Your goal: Output each line of the material exactly as it stands.

########

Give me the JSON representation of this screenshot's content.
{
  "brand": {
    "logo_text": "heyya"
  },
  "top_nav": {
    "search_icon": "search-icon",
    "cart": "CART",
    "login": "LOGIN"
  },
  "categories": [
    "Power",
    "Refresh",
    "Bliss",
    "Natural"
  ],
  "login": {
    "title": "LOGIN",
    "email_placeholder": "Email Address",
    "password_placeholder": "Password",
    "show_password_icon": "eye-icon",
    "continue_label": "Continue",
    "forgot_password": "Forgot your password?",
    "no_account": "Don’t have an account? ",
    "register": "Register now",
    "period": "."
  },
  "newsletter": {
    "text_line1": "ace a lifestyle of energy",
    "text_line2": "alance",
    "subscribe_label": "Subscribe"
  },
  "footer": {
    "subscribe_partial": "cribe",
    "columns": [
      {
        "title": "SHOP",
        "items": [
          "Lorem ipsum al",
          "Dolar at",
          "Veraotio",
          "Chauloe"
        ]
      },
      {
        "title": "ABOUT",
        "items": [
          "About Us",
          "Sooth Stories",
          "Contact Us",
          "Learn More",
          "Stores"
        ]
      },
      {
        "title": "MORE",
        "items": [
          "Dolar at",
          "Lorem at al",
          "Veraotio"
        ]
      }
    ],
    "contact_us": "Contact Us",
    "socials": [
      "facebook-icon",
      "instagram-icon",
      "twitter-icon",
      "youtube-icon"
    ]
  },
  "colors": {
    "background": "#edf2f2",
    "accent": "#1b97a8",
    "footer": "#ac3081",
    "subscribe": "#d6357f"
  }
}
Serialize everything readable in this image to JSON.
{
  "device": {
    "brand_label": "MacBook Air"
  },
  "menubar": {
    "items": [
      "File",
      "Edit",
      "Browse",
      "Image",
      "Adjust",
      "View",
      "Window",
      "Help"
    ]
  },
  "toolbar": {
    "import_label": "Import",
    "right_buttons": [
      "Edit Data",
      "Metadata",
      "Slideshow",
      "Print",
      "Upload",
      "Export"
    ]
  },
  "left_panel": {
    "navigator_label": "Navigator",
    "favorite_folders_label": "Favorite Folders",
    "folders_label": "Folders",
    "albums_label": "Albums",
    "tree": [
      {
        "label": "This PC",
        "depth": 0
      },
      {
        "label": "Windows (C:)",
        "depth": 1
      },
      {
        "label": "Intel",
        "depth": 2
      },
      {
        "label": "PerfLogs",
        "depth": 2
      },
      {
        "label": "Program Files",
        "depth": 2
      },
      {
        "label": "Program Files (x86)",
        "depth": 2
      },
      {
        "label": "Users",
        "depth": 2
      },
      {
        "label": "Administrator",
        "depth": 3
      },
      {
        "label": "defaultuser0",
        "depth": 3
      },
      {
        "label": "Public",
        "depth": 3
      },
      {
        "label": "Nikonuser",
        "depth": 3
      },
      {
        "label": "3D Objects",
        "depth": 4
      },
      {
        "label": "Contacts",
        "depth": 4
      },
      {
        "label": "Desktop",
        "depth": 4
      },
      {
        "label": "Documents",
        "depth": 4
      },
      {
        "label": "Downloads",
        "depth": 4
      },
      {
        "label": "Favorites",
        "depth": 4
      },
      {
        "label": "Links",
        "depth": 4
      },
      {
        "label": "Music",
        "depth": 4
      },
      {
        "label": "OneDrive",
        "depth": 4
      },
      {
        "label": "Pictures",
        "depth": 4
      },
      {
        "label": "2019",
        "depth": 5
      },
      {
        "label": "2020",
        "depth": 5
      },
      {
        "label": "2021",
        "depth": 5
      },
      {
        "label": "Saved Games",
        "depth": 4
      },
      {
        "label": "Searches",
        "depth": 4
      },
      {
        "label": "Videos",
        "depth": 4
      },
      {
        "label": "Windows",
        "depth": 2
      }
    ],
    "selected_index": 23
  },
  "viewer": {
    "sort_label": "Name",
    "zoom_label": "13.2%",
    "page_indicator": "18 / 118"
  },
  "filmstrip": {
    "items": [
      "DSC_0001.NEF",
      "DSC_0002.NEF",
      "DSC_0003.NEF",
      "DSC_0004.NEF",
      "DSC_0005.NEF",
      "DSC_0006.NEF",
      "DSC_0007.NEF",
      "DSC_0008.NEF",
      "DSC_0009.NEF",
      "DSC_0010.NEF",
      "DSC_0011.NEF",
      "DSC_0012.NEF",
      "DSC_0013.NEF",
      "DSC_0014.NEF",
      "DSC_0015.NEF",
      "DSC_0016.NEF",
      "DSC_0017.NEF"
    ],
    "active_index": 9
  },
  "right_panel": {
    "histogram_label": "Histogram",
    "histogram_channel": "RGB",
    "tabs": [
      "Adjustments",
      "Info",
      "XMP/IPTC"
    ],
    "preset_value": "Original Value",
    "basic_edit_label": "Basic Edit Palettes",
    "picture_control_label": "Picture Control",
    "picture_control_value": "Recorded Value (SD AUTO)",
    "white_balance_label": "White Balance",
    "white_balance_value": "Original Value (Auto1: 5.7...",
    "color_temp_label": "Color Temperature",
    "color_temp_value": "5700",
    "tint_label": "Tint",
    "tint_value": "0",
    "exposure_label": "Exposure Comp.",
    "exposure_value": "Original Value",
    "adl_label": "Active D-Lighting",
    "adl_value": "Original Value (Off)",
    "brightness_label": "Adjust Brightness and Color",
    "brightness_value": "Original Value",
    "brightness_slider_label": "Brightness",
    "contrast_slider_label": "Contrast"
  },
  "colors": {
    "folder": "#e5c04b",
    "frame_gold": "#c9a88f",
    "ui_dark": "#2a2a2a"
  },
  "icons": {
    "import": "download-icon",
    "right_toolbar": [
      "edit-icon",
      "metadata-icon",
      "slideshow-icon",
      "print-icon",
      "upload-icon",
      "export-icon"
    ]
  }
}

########

Problem solution:
Give me the JSON representation of this screenshot's content.
{
  "brand": {
    "logo_text": "heyya"
  },
  "top_nav": {
    "search_icon": "search-icon",
    "cart": "CART",
    "login": "LOGIN"
  },
  "categories": [
    "Power",
    "Refresh",
    "Bliss",
    "Natural"
  ],
  "login": {
    "title": "LOGIN",
    "email_placeholder": "Email Address",
    "password_placeholder": "Password",
    "show_password_icon": "eye-icon",
    "continue_label": "Continue",
    "forgot_password": "Forgot your password?",
    "no_account": "Don’t have an account? ",
    "register": "Register now",
    "period": "."
  },
  "newsletter": {
    "text_line1": "ace a lifestyle of energy",
    "text_line2": "alance",
    "subscribe_label": "Subscribe"
  },
  "footer": {
    "subscribe_partial": "cribe",
    "columns": [
      {
        "title": "SHOP",
        "items": [
          "Lorem ipsum al",
          "Dolar at",
          "Veraotio",
          "Chauloe"
        ]
      },
      {
        "title": "ABOUT",
        "items": [
          "About Us",
          "Sooth Stories",
          "Contact Us",
          "Learn More",
          "Stores"
        ]
      },
      {
        "title": "MORE",
        "items": [
          "Dolar at",
          "Lorem at al",
          "Veraotio"
        ]
      }
    ],
    "contact_us": "Contact Us",
    "socials": [
      "facebook-icon",
      "instagram-icon",
      "twitter-icon",
      "youtube-icon"
    ]
  },
  "colors": {
    "background": "#edf2f2",
    "accent": "#1b97a8",
    "footer": "#ac3081",
    "subscribe": "#d6357f"
  }
}
Serialize everything readable in this image to JSON.
{
  "device": {
    "brand_label": "MacBook Air"
  },
  "menubar": {
    "items": [
      "File",
      "Edit",
      "Browse",
      "Image",
      "Adjust",
      "View",
      "Window",
      "Help"
    ]
  },
  "toolbar": {
    "import_label": "Import",
    "right_buttons": [
      "Edit Data",
      "Metadata",
      "Slideshow",
      "Print",
      "Upload",
      "Export"
    ]
  },
  "left_panel": {
    "navigator_label": "Navigator",
    "favorite_folders_label": "Favorite Folders",
    "folders_label": "Folders",
    "albums_label": "Albums",
    "tree": [
      {
        "label": "This PC",
        "depth": 0
      },
      {
        "label": "Windows (C:)",
        "depth": 1
      },
      {
        "label": "Intel",
        "depth": 2
      },
      {
        "label": "PerfLogs",
        "depth": 2
      },
      {
        "label": "Program Files",
        "depth": 2
      },
      {
        "label": "Program Files (x86)",
        "depth": 2
      },
      {
        "label": "Users",
        "depth": 2
      },
      {
        "label": "Administrator",
        "depth": 3
      },
      {
        "label": "defaultuser0",
        "depth": 3
      },
      {
        "label": "Public",
        "depth": 3
      },
      {
        "label": "Nikonuser",
        "depth": 3
      },
      {
        "label": "3D Objects",
        "depth": 4
      },
      {
        "label": "Contacts",
        "depth": 4
      },
      {
        "label": "Desktop",
        "depth": 4
      },
      {
        "label": "Documents",
        "depth": 4
      },
      {
        "label": "Downloads",
        "depth": 4
      },
      {
        "label": "Favorites",
        "depth": 4
      },
      {
        "label": "Links",
        "depth": 4
      },
      {
        "label": "Music",
        "depth": 4
      },
      {
        "label": "OneDrive",
        "depth": 4
      },
      {
        "label": "Pictures",
        "depth": 4
      },
      {
        "label": "2019",
        "depth": 5
      },
      {
        "label": "2020",
        "depth": 5
      },
      {
        "label": "2021",
        "depth": 5
      },
      {
        "label": "Saved Games",
        "depth": 4
      },
      {
        "label": "Searches",
        "depth": 4
      },
      {
        "label": "Videos",
        "depth": 4
      },
      {
        "label": "Windows",
        "depth": 2
      }
    ],
    "selected_index": 23
  },
  "viewer": {
    "sort_label": "Name",
    "zoom_label": "13.2%",
    "page_indicator": "18 / 118"
  },
  "filmstrip": {
    "items": [
      "DSC_0001.NEF",
      "DSC_0002.NEF",
      "DSC_0003.NEF",
      "DSC_0004.NEF",
      "DSC_0005.NEF",
      "DSC_0006.NEF",
      "DSC_0007.NEF",
      "DSC_0008.NEF",
      "DSC_0009.NEF",
      "DSC_0010.NEF",
      "DSC_0011.NEF",
      "DSC_0012.NEF",
      "DSC_0013.NEF",
      "DSC_0014.NEF",
      "DSC_0015.NEF",
      "DSC_0016.NEF",
      "DSC_0017.NEF"
    ],
    "active_index": 9
  },
  "right_panel": {
    "histogram_label": "Histogram",
    "histogram_channel": "RGB",
    "tabs": [
      "Adjustments",
      "Info",
      "XMP/IPTC"
    ],
    "preset_value": "Original Value",
    "basic_edit_label": "Basic Edit Palettes",
    "picture_control_label": "Picture Control",
    "picture_control_value": "Recorded Value (SD AUTO)",
    "white_balance_label": "White Balance",
    "white_balance_value": "Original Value (Auto1: 5.7...",
    "color_temp_label": "Color Temperature",
    "color_temp_value": "5700",
    "tint_label": "Tint",
    "tint_value": "0",
    "exposure_label": "Exposure Comp.",
    "exposure_value": "Original Value",
    "adl_label": "Active D-Lighting",
    "adl_value": "Original Value (Off)",
    "brightness_label": "Adjust Brightness and Color",
    "brightness_value": "Original Value",
    "brightness_slider_label": "Brightness",
    "contrast_slider_label": "Contrast"
  },
  "colors": {
    "folder": "#e5c04b",
    "frame_gold": "#c9a88f",
    "ui_dark": "#2a2a2a"
  },
  "icons": {
    "import": "download-icon",
    "right_toolbar": [
      "edit-icon",
      "metadata-icon",
      "slideshow-icon",
      "print-icon",
      "upload-icon",
      "export-icon"
    ]
  }
}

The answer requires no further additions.